Although you can enter a function by typing it directly in a cell, Excel 2016 provides an Insert Function command button on the Formula bar you can use to select any of Excel's functions. When you select this button, Excel opens the Insert Function dialog box (shown in the figure) where you can select the function you want to use.

After you select your function, Excel opens the Function Arguments dialog box. In this dialog box, you can specify the function arguments. The real boon comes when you're starting to use an unfamiliar function or one that's kind of complex (some of these puppies can be hairy). You can get loads of help in completing the argument text boxes in the Function Arguments dialog box by clicking the Help on This Function link in the lower-left corner.

The Insert Function dialog box contains three boxes: a Search for a Function text box, an Or Select a Category drop-down list box, and a Select a Function list box. When you open the Insert Function dialog box, Excel automatically selects Most Recently Used as the category in the Select a Category drop-down list box and displays the functions you usually use in the Select a Function list box.

If your function isn't among the most recently used, you must then select the appropriate category of your function in the Select a Category drop-down list box. If you don't know the category, you must search for the function by typing a description of its purpose in the Search for a Function text box and then press Enter or click the Go button.

For example, to locate all the Excel functions that total values, you enter **total** in the Search for a Function list box and click the Go button. Excel then displays its list of recommended functions for calculating totals in the Select a Function list box. You can peruse the recommended functions by selecting each one. While you select each function in this list, the Insert Function dialog box shows you the required arguments followed by a description, at the bottom of the dialog box, of what the function does.

After you locate and select the function that you want to use, click the OK button to insert the function into the current cell and open the Function Arguments dialog box. This dialog box displays the required arguments for the function along with any that are optional. For example, suppose that you select the SUM function (the crown jewel of the Most Recently Used function category) in the Select a Function list box and then select OK. As soon as you do, the program inserts

SUM()

in the current cell and on the Formula bar (following the equal sign), and the Function Arguments dialog box showing the SUM arguments appears on the screen (as shown here). This is where you add the arguments for the SUM function.

As shown, you can sum up to 255 numbers in the Function Arguments dialog box. What's not obvious, however (there's always some trick, huh?), is that these numbers don't have to be in single cells. In fact, most of the time you'll be selecting a whole slew of numbers in nearby cells (in a multiple cell selection — that range thing) that you want to total.

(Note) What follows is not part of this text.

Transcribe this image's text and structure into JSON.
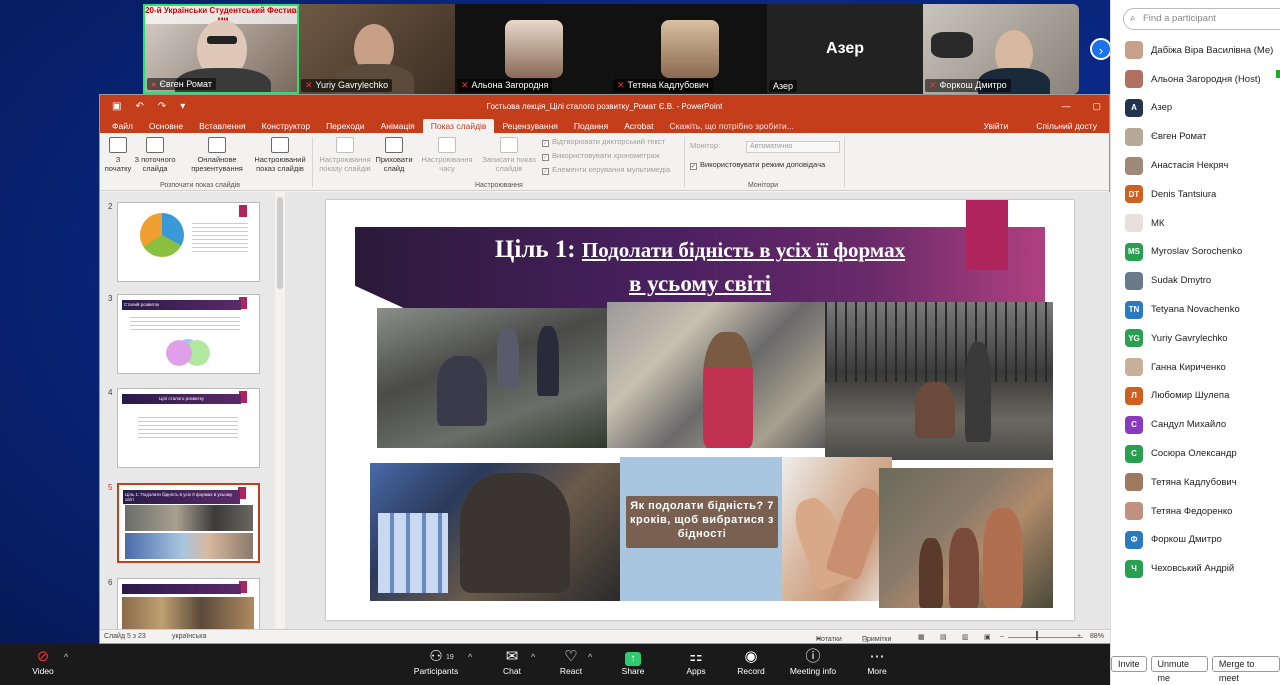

To select your first number argument in the dialog box, you select the cell (or block of cells) in the worksheet while the insertion point is in the Number1 text box. Excel then displays the cell address (or range address) in the Number1 text box while, at the same time, showing the value in the cell (or values, if you select a bunch of cells) in the box to the right. Excel displays the total near the bottom of the Function Arguments dialog box after the words *Formula result=.*

When selecting cells, you can minimize this arguments dialog box to just the contents of the Number1 text box by dragging the cell pointer through the cells to sum in the worksheet. After you minimize the arguments dialog box while selecting the cells for the first argument, you can then expand it again by releasing the mouse button.

You can also reduce the dialog box to the Number1 argument text box by clicking the Minimize Dialog Box button on the right of the text box, selecting the cells, and then clicking the Maximize Dialog Box button (the only button displayed on the far right) or by pressing the Esc key. Instead of minimizing the dialog box, you can also temporarily move it out of the way by clicking on any part and then dragging the dialog box to its new destination on the screen.

If you're adding more than one cell (or a bunch of cells) in a worksheet, press the Tab key or click the Number2 text box to move the insertion point to that text box. (Excel responds by extending the argument list with a Number3 text box.) Here is where you specify the second cell (or cell range) to add to the one now showing in the Number1 text box. After you select the cell or second cell range, the program displays the cell address(es), the numbers in the cell(s) to the right, and the running total near the bottom of the Function Arguments dialog box after *Formula result=* (as shown).

You can minimize the entire Function Arguments dialog box down to just the contents of the argument text box you're dealing with (Number2, Number3, and so on) by clicking its particular Minimize Dialog Box button if the dialog box obscures the cells that you need to select.

When you finish pointing out the cells or bunch of cells to sum, click the OK button to close the Function Arguments dialog box and put the SUM function in the current cell.